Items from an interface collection
>>>

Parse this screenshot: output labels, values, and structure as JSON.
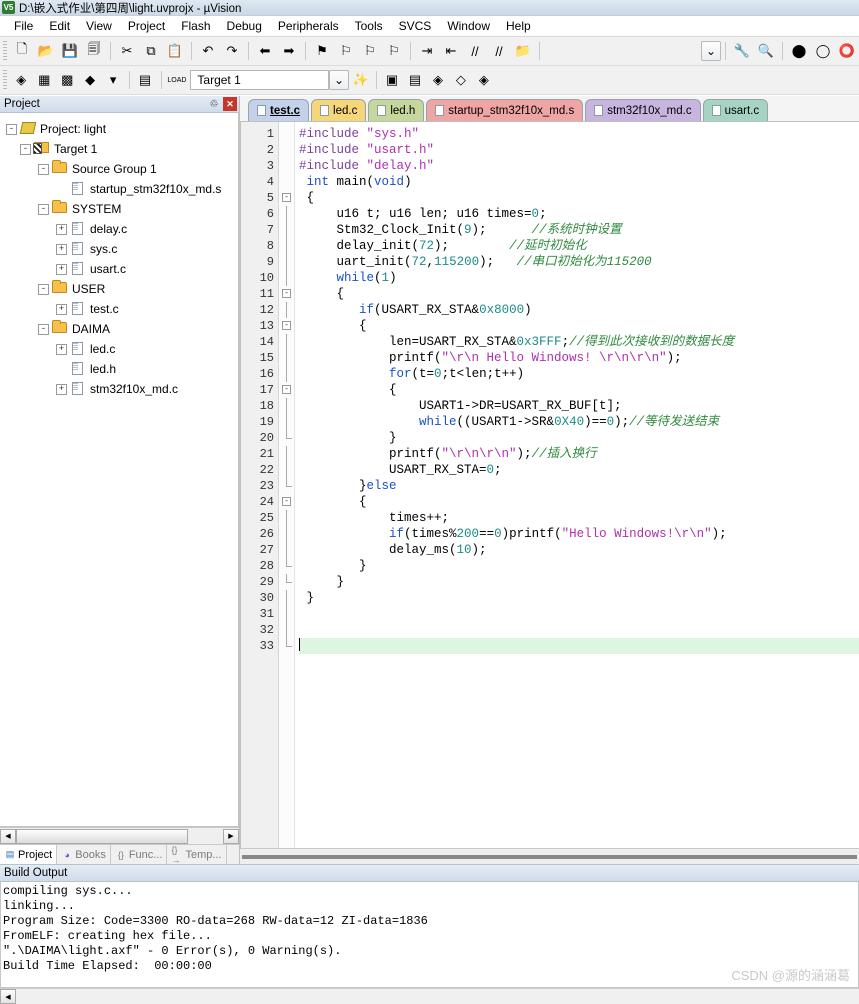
{
  "window": {
    "title": "D:\\嵌入式作业\\第四周\\light.uvprojx - µVision",
    "logo_text": "V5"
  },
  "menubar": {
    "items": [
      {
        "label": "File"
      },
      {
        "label": "Edit"
      },
      {
        "label": "View"
      },
      {
        "label": "Project"
      },
      {
        "label": "Flash"
      },
      {
        "label": "Debug"
      },
      {
        "label": "Peripherals"
      },
      {
        "label": "Tools"
      },
      {
        "label": "SVCS"
      },
      {
        "label": "Window"
      },
      {
        "label": "Help"
      }
    ]
  },
  "toolbar_main": {
    "buttons": [
      {
        "name": "new-file-icon",
        "glyph": "🗋"
      },
      {
        "name": "open-file-icon",
        "glyph": "📂"
      },
      {
        "name": "save-icon",
        "glyph": "💾"
      },
      {
        "name": "save-all-icon",
        "glyph": "🗐"
      },
      {
        "name": "cut-icon",
        "glyph": "✂"
      },
      {
        "name": "copy-icon",
        "glyph": "⧉"
      },
      {
        "name": "paste-icon",
        "glyph": "📋"
      },
      {
        "name": "undo-icon",
        "glyph": "↶"
      },
      {
        "name": "redo-icon",
        "glyph": "↷"
      },
      {
        "name": "navigate-back-icon",
        "glyph": "⬅"
      },
      {
        "name": "navigate-forward-icon",
        "glyph": "➡"
      },
      {
        "name": "toggle-bookmark-icon",
        "glyph": "⚑"
      },
      {
        "name": "prev-bookmark-icon",
        "glyph": "⚐"
      },
      {
        "name": "next-bookmark-icon",
        "glyph": "⚐"
      },
      {
        "name": "clear-bookmarks-icon",
        "glyph": "⚐"
      },
      {
        "name": "indent-icon",
        "glyph": "⇥"
      },
      {
        "name": "outdent-icon",
        "glyph": "⇤"
      },
      {
        "name": "comment-icon",
        "glyph": "//"
      },
      {
        "name": "uncomment-icon",
        "glyph": "//"
      },
      {
        "name": "open-folder-icon",
        "glyph": "📁"
      }
    ],
    "right_buttons": [
      {
        "name": "configure-target-dropdown-icon",
        "glyph": "⌄"
      },
      {
        "name": "options-target-icon",
        "glyph": "🔧"
      },
      {
        "name": "find-in-files-icon",
        "glyph": "🔍"
      },
      {
        "name": "start-debug-icon",
        "glyph": "⬤"
      },
      {
        "name": "insert-breakpoint-icon",
        "glyph": "◯"
      },
      {
        "name": "kill-breakpoints-icon",
        "glyph": "⭕"
      }
    ]
  },
  "toolbar_build": {
    "buttons": [
      {
        "name": "translate-icon",
        "glyph": "◈"
      },
      {
        "name": "build-icon",
        "glyph": "▦"
      },
      {
        "name": "rebuild-icon",
        "glyph": "▩"
      },
      {
        "name": "batch-build-icon",
        "glyph": "◆"
      },
      {
        "name": "batch-build-dropdown-icon",
        "glyph": "▾"
      },
      {
        "name": "stop-build-icon",
        "glyph": "▤"
      },
      {
        "name": "download-icon",
        "glyph": "LOAD"
      }
    ],
    "target_label": "Target 1",
    "right_buttons": [
      {
        "name": "target-options-dropdown-icon",
        "glyph": "⌄"
      },
      {
        "name": "magic-wand-icon",
        "glyph": "✨"
      },
      {
        "name": "manage-project-items-icon",
        "glyph": "▣"
      },
      {
        "name": "multi-project-icon",
        "glyph": "▤"
      },
      {
        "name": "pack-installer-icon",
        "glyph": "◈"
      },
      {
        "name": "manage-run-time-icon",
        "glyph": "◇"
      },
      {
        "name": "select-software-packs-icon",
        "glyph": "◈"
      }
    ]
  },
  "project_panel": {
    "header": "Project",
    "pin_icon": "pin",
    "close_icon": "×",
    "tree": [
      {
        "label": "Project: light",
        "indent": 0,
        "expander": "-",
        "icon": "project",
        "name": "tree-node-project"
      },
      {
        "label": "Target 1",
        "indent": 1,
        "expander": "-",
        "icon": "target",
        "name": "tree-node-target"
      },
      {
        "label": "Source Group 1",
        "indent": 2,
        "expander": "-",
        "icon": "folder",
        "name": "tree-node-source-group-1"
      },
      {
        "label": "startup_stm32f10x_md.s",
        "indent": 3,
        "expander": "",
        "icon": "file",
        "name": "tree-node-startup-file"
      },
      {
        "label": "SYSTEM",
        "indent": 2,
        "expander": "-",
        "icon": "folder",
        "name": "tree-node-system"
      },
      {
        "label": "delay.c",
        "indent": 3,
        "expander": "+",
        "icon": "file",
        "name": "tree-node-delay-c"
      },
      {
        "label": "sys.c",
        "indent": 3,
        "expander": "+",
        "icon": "file",
        "name": "tree-node-sys-c"
      },
      {
        "label": "usart.c",
        "indent": 3,
        "expander": "+",
        "icon": "file",
        "name": "tree-node-usart-c"
      },
      {
        "label": "USER",
        "indent": 2,
        "expander": "-",
        "icon": "folder",
        "name": "tree-node-user"
      },
      {
        "label": "test.c",
        "indent": 3,
        "expander": "+",
        "icon": "file",
        "name": "tree-node-test-c"
      },
      {
        "label": "DAIMA",
        "indent": 2,
        "expander": "-",
        "icon": "folder",
        "name": "tree-node-daima"
      },
      {
        "label": "led.c",
        "indent": 3,
        "expander": "+",
        "icon": "file",
        "name": "tree-node-led-c"
      },
      {
        "label": "led.h",
        "indent": 3,
        "expander": "",
        "icon": "file",
        "name": "tree-node-led-h"
      },
      {
        "label": "stm32f10x_md.c",
        "indent": 3,
        "expander": "+",
        "icon": "file",
        "name": "tree-node-stm32f10x-md-c"
      }
    ],
    "bottom_tabs": [
      {
        "label": "Project",
        "icon": "project-icon",
        "active": true
      },
      {
        "label": "Books",
        "icon": "books-icon",
        "active": false
      },
      {
        "label": "Func...",
        "icon": "{}",
        "active": false
      },
      {
        "label": "Temp...",
        "icon": "{}→",
        "active": false
      }
    ]
  },
  "editor": {
    "tabs": [
      {
        "label": "test.c",
        "color": "#c3d2ea",
        "active": true
      },
      {
        "label": "led.c",
        "color": "#f5d77a",
        "active": false
      },
      {
        "label": "led.h",
        "color": "#c5d79a",
        "active": false
      },
      {
        "label": "startup_stm32f10x_md.s",
        "color": "#f0a5a5",
        "active": false
      },
      {
        "label": "stm32f10x_md.c",
        "color": "#c7b5e0",
        "active": false
      },
      {
        "label": "usart.c",
        "color": "#a6d4c2",
        "active": false
      }
    ],
    "line_count": 33,
    "current_line": 33,
    "lines": [
      {
        "n": 1,
        "fold": "",
        "tokens": [
          {
            "t": "#include ",
            "c": "pre"
          },
          {
            "t": "\"sys.h\"",
            "c": "str"
          }
        ]
      },
      {
        "n": 2,
        "fold": "",
        "tokens": [
          {
            "t": "#include ",
            "c": "pre"
          },
          {
            "t": "\"usart.h\"",
            "c": "str"
          }
        ]
      },
      {
        "n": 3,
        "fold": "",
        "tokens": [
          {
            "t": "#include ",
            "c": "pre"
          },
          {
            "t": "\"delay.h\"",
            "c": "str"
          }
        ]
      },
      {
        "n": 4,
        "fold": "",
        "tokens": [
          {
            "t": " ",
            "c": "txt"
          },
          {
            "t": "int",
            "c": "key"
          },
          {
            "t": " main(",
            "c": "txt"
          },
          {
            "t": "void",
            "c": "key"
          },
          {
            "t": ")",
            "c": "txt"
          }
        ]
      },
      {
        "n": 5,
        "fold": "box-open",
        "tokens": [
          {
            "t": " {",
            "c": "txt"
          }
        ]
      },
      {
        "n": 6,
        "fold": "line",
        "tokens": [
          {
            "t": "     u16 t; u16 len; u16 times=",
            "c": "txt"
          },
          {
            "t": "0",
            "c": "num"
          },
          {
            "t": ";",
            "c": "txt"
          }
        ]
      },
      {
        "n": 7,
        "fold": "line",
        "tokens": [
          {
            "t": "     Stm32_Clock_Init(",
            "c": "txt"
          },
          {
            "t": "9",
            "c": "num"
          },
          {
            "t": ");      ",
            "c": "txt"
          },
          {
            "t": "//系统时钟设置",
            "c": "com"
          }
        ]
      },
      {
        "n": 8,
        "fold": "line",
        "tokens": [
          {
            "t": "     delay_init(",
            "c": "txt"
          },
          {
            "t": "72",
            "c": "num"
          },
          {
            "t": ");        ",
            "c": "txt"
          },
          {
            "t": "//延时初始化",
            "c": "com"
          }
        ]
      },
      {
        "n": 9,
        "fold": "line",
        "tokens": [
          {
            "t": "     uart_init(",
            "c": "txt"
          },
          {
            "t": "72",
            "c": "num"
          },
          {
            "t": ",",
            "c": "txt"
          },
          {
            "t": "115200",
            "c": "num"
          },
          {
            "t": ");   ",
            "c": "txt"
          },
          {
            "t": "//串口初始化为115200",
            "c": "com"
          }
        ]
      },
      {
        "n": 10,
        "fold": "line",
        "tokens": [
          {
            "t": "     ",
            "c": "txt"
          },
          {
            "t": "while",
            "c": "key"
          },
          {
            "t": "(",
            "c": "txt"
          },
          {
            "t": "1",
            "c": "num"
          },
          {
            "t": ")",
            "c": "txt"
          }
        ]
      },
      {
        "n": 11,
        "fold": "box-open",
        "tokens": [
          {
            "t": "     {",
            "c": "txt"
          }
        ]
      },
      {
        "n": 12,
        "fold": "line",
        "tokens": [
          {
            "t": "        ",
            "c": "txt"
          },
          {
            "t": "if",
            "c": "key"
          },
          {
            "t": "(USART_RX_STA&",
            "c": "txt"
          },
          {
            "t": "0x8000",
            "c": "num"
          },
          {
            "t": ")",
            "c": "txt"
          }
        ]
      },
      {
        "n": 13,
        "fold": "box-open",
        "tokens": [
          {
            "t": "        {",
            "c": "txt"
          }
        ]
      },
      {
        "n": 14,
        "fold": "line",
        "tokens": [
          {
            "t": "            len=USART_RX_STA&",
            "c": "txt"
          },
          {
            "t": "0x3FFF",
            "c": "num"
          },
          {
            "t": ";",
            "c": "txt"
          },
          {
            "t": "//得到此次接收到的数据长度",
            "c": "com"
          }
        ]
      },
      {
        "n": 15,
        "fold": "line",
        "tokens": [
          {
            "t": "            printf(",
            "c": "txt"
          },
          {
            "t": "\"\\r\\n Hello Windows! \\r\\n\\r\\n\"",
            "c": "str"
          },
          {
            "t": ");",
            "c": "txt"
          }
        ]
      },
      {
        "n": 16,
        "fold": "line",
        "tokens": [
          {
            "t": "            ",
            "c": "txt"
          },
          {
            "t": "for",
            "c": "key"
          },
          {
            "t": "(t=",
            "c": "txt"
          },
          {
            "t": "0",
            "c": "num"
          },
          {
            "t": ";t<len;t++)",
            "c": "txt"
          }
        ]
      },
      {
        "n": 17,
        "fold": "box-open",
        "tokens": [
          {
            "t": "            {",
            "c": "txt"
          }
        ]
      },
      {
        "n": 18,
        "fold": "line",
        "tokens": [
          {
            "t": "                USART1->DR=USART_RX_BUF[t];",
            "c": "txt"
          }
        ]
      },
      {
        "n": 19,
        "fold": "line",
        "tokens": [
          {
            "t": "                ",
            "c": "txt"
          },
          {
            "t": "while",
            "c": "key"
          },
          {
            "t": "((USART1->SR&",
            "c": "txt"
          },
          {
            "t": "0X40",
            "c": "num"
          },
          {
            "t": ")==",
            "c": "txt"
          },
          {
            "t": "0",
            "c": "num"
          },
          {
            "t": ");",
            "c": "txt"
          },
          {
            "t": "//等待发送结束",
            "c": "com"
          }
        ]
      },
      {
        "n": 20,
        "fold": "end",
        "tokens": [
          {
            "t": "            }",
            "c": "txt"
          }
        ]
      },
      {
        "n": 21,
        "fold": "line",
        "tokens": [
          {
            "t": "            printf(",
            "c": "txt"
          },
          {
            "t": "\"\\r\\n\\r\\n\"",
            "c": "str"
          },
          {
            "t": ");",
            "c": "txt"
          },
          {
            "t": "//插入换行",
            "c": "com"
          }
        ]
      },
      {
        "n": 22,
        "fold": "line",
        "tokens": [
          {
            "t": "            USART_RX_STA=",
            "c": "txt"
          },
          {
            "t": "0",
            "c": "num"
          },
          {
            "t": ";",
            "c": "txt"
          }
        ]
      },
      {
        "n": 23,
        "fold": "end",
        "tokens": [
          {
            "t": "        }",
            "c": "txt"
          },
          {
            "t": "else",
            "c": "key"
          }
        ]
      },
      {
        "n": 24,
        "fold": "box-open",
        "tokens": [
          {
            "t": "        {",
            "c": "txt"
          }
        ]
      },
      {
        "n": 25,
        "fold": "line",
        "tokens": [
          {
            "t": "            times++;",
            "c": "txt"
          }
        ]
      },
      {
        "n": 26,
        "fold": "line",
        "tokens": [
          {
            "t": "            ",
            "c": "txt"
          },
          {
            "t": "if",
            "c": "key"
          },
          {
            "t": "(times%",
            "c": "txt"
          },
          {
            "t": "200",
            "c": "num"
          },
          {
            "t": "==",
            "c": "txt"
          },
          {
            "t": "0",
            "c": "num"
          },
          {
            "t": ")printf(",
            "c": "txt"
          },
          {
            "t": "\"Hello Windows!\\r\\n\"",
            "c": "str"
          },
          {
            "t": ");",
            "c": "txt"
          }
        ]
      },
      {
        "n": 27,
        "fold": "line",
        "tokens": [
          {
            "t": "            delay_ms(",
            "c": "txt"
          },
          {
            "t": "10",
            "c": "num"
          },
          {
            "t": ");",
            "c": "txt"
          }
        ]
      },
      {
        "n": 28,
        "fold": "end",
        "tokens": [
          {
            "t": "        }",
            "c": "txt"
          }
        ]
      },
      {
        "n": 29,
        "fold": "end",
        "tokens": [
          {
            "t": "     }",
            "c": "txt"
          }
        ]
      },
      {
        "n": 30,
        "fold": "line",
        "tokens": [
          {
            "t": " }",
            "c": "txt"
          }
        ]
      },
      {
        "n": 31,
        "fold": "line",
        "tokens": [
          {
            "t": "",
            "c": "txt"
          }
        ]
      },
      {
        "n": 32,
        "fold": "line",
        "tokens": [
          {
            "t": "",
            "c": "txt"
          }
        ]
      },
      {
        "n": 33,
        "fold": "end",
        "tokens": [
          {
            "t": "",
            "c": "txt"
          }
        ]
      }
    ]
  },
  "build_output": {
    "header": "Build Output",
    "lines": [
      "compiling sys.c...",
      "linking...",
      "Program Size: Code=3300 RO-data=268 RW-data=12 ZI-data=1836",
      "FromELF: creating hex file...",
      "\".\\DAIMA\\light.axf\" - 0 Error(s), 0 Warning(s).",
      "Build Time Elapsed:  00:00:00"
    ]
  },
  "watermark": {
    "text": "CSDN @源的涵涵葛"
  }
}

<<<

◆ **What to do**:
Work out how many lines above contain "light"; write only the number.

◆ **Response**:
3